July 12, 2010
Why Should Journalists Not Be Allowed An Opinion?
Since when are journalists not supposed to have opinions? They do and always have. Which means, of course, that there has never been such a thing as objectivity in journalism. One can only try to be as objective as possible. All of this is nothing new, yet Octavia Nasr, a senior editor at CNN who contributed to the network's Middle East coverage, resigned after she tweeted that she was saddened at the death of a Shiite cleric and spiritual leader of Hezbollah. Some may not share her sadness but we all should defend her right to express it. Twitter did her in when just the opposite should have happened. CNN viewers and editors alike should be happy to know Nasr's opinions about the Middle East so they can judge her coverage for themselves. As a practicing business journalist, I have opinions about the stories I cover and I try hard not to let them seep into my writing. If I used social media to voice my opinions, I probably would try even harder to be objective, knowing that readers of the magazines I write for may have seen my tweets or Facebook posts. That can only make for better journalism. Everyone is free to have an opinion, right or wrong, good or bad.
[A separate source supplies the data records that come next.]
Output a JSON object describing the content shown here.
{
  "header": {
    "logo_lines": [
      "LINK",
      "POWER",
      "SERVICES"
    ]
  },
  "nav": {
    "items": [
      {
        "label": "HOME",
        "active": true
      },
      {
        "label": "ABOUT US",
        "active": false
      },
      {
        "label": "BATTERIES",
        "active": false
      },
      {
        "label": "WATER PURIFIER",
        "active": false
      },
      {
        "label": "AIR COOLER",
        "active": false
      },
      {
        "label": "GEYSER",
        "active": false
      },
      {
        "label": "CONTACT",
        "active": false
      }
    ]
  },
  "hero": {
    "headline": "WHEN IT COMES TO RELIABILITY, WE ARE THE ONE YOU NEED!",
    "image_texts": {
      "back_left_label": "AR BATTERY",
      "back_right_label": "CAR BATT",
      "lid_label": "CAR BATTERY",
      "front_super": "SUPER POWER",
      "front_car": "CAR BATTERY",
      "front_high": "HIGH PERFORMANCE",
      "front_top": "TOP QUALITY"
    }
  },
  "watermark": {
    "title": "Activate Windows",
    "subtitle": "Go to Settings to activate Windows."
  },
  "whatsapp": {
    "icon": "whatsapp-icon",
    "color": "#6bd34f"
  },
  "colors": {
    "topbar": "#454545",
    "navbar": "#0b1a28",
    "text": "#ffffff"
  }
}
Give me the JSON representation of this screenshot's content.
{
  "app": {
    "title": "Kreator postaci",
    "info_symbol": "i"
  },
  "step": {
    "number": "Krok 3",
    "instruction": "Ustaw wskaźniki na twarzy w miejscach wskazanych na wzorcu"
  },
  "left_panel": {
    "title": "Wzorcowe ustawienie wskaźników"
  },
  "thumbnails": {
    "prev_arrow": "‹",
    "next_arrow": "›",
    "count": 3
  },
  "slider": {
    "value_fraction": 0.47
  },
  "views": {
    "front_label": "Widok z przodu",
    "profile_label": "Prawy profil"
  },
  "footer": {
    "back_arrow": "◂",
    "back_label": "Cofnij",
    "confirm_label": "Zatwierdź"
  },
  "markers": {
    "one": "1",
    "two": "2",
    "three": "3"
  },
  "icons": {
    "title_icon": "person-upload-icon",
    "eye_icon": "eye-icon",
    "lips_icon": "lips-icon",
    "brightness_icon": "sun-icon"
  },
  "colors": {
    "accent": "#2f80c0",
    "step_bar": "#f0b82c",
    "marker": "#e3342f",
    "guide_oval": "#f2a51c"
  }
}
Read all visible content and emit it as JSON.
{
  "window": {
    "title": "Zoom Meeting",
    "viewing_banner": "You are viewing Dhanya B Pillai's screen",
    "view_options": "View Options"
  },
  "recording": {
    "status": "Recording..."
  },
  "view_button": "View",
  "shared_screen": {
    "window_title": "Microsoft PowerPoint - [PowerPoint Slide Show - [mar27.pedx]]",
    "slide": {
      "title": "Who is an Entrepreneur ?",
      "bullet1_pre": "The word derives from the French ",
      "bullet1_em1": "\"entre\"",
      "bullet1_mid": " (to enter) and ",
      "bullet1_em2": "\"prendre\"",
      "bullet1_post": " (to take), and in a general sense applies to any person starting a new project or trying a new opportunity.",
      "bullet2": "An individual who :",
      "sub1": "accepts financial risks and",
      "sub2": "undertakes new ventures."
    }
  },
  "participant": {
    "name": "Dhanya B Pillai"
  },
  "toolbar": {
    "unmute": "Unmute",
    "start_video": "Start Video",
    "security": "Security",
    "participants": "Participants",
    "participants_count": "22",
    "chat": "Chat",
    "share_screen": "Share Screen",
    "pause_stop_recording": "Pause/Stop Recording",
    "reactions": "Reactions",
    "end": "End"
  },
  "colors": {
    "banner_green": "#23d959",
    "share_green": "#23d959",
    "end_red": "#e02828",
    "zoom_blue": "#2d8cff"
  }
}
In the U.S., they also are free to express it. Shouldn't that include journalists?